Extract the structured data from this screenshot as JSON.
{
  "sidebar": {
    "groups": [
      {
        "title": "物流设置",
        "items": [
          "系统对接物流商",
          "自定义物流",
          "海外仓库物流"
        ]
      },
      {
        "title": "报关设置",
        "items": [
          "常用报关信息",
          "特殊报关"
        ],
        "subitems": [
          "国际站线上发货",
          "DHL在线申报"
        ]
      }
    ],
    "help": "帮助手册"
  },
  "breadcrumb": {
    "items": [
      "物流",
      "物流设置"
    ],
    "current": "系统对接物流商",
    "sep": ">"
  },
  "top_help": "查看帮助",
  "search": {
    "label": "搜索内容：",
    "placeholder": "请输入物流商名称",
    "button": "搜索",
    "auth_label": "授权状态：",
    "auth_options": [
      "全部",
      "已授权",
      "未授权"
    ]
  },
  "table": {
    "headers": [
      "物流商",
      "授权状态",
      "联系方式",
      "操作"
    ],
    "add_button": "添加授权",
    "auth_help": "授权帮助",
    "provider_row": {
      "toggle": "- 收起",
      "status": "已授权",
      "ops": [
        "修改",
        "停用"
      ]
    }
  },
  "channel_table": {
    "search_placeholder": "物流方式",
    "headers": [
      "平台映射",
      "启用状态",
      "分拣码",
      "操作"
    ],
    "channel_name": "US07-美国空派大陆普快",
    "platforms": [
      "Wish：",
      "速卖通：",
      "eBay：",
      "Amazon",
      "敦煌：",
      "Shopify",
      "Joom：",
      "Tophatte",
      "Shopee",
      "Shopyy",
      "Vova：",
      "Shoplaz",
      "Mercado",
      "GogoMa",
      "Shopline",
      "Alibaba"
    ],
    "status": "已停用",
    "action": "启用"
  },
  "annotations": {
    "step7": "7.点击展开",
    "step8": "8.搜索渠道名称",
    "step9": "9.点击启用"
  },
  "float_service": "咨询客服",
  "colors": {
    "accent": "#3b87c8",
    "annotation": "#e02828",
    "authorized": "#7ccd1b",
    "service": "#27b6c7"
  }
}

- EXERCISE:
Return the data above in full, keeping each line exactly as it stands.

- SOLUTION BELOW:
Extract the structured data from this screenshot as JSON.
{
  "sidebar": {
    "groups": [
      {
        "title": "物流设置",
        "items": [
          "系统对接物流商",
          "自定义物流",
          "海外仓库物流"
        ]
      },
      {
        "title": "报关设置",
        "items": [
          "常用报关信息",
          "特殊报关"
        ],
        "subitems": [
          "国际站线上发货",
          "DHL在线申报"
        ]
      }
    ],
    "help": "帮助手册"
  },
  "breadcrumb": {
    "items": [
      "物流",
      "物流设置"
    ],
    "current": "系统对接物流商",
    "sep": ">"
  },
  "top_help": "查看帮助",
  "search": {
    "label": "搜索内容：",
    "placeholder": "请输入物流商名称",
    "button": "搜索",
    "auth_label": "授权状态：",
    "auth_options": [
      "全部",
      "已授权",
      "未授权"
    ]
  },
  "table": {
    "headers": [
      "物流商",
      "授权状态",
      "联系方式",
      "操作"
    ],
    "add_button": "添加授权",
    "auth_help": "授权帮助",
    "provider_row": {
      "toggle": "- 收起",
      "status": "已授权",
      "ops": [
        "修改",
        "停用"
      ]
    }
  },
  "channel_table": {
    "search_placeholder": "物流方式",
    "headers": [
      "平台映射",
      "启用状态",
      "分拣码",
      "操作"
    ],
    "channel_name": "US07-美国空派大陆普快",
    "platforms": [
      "Wish：",
      "速卖通：",
      "eBay：",
      "Amazon",
      "敦煌：",
      "Shopify",
      "Joom：",
      "Tophatte",
      "Shopee",
      "Shopyy",
      "Vova：",
      "Shoplaz",
      "Mercado",
      "GogoMa",
      "Shopline",
      "Alibaba"
    ],
    "status": "已停用",
    "action": "启用"
  },
  "annotations": {
    "step7": "7.点击展开",
    "step8": "8.搜索渠道名称",
    "step9": "9.点击启用"
  },
  "float_service": "咨询客服",
  "colors": {
    "accent": "#3b87c8",
    "annotation": "#e02828",
    "authorized": "#7ccd1b",
    "service": "#27b6c7"
  }
}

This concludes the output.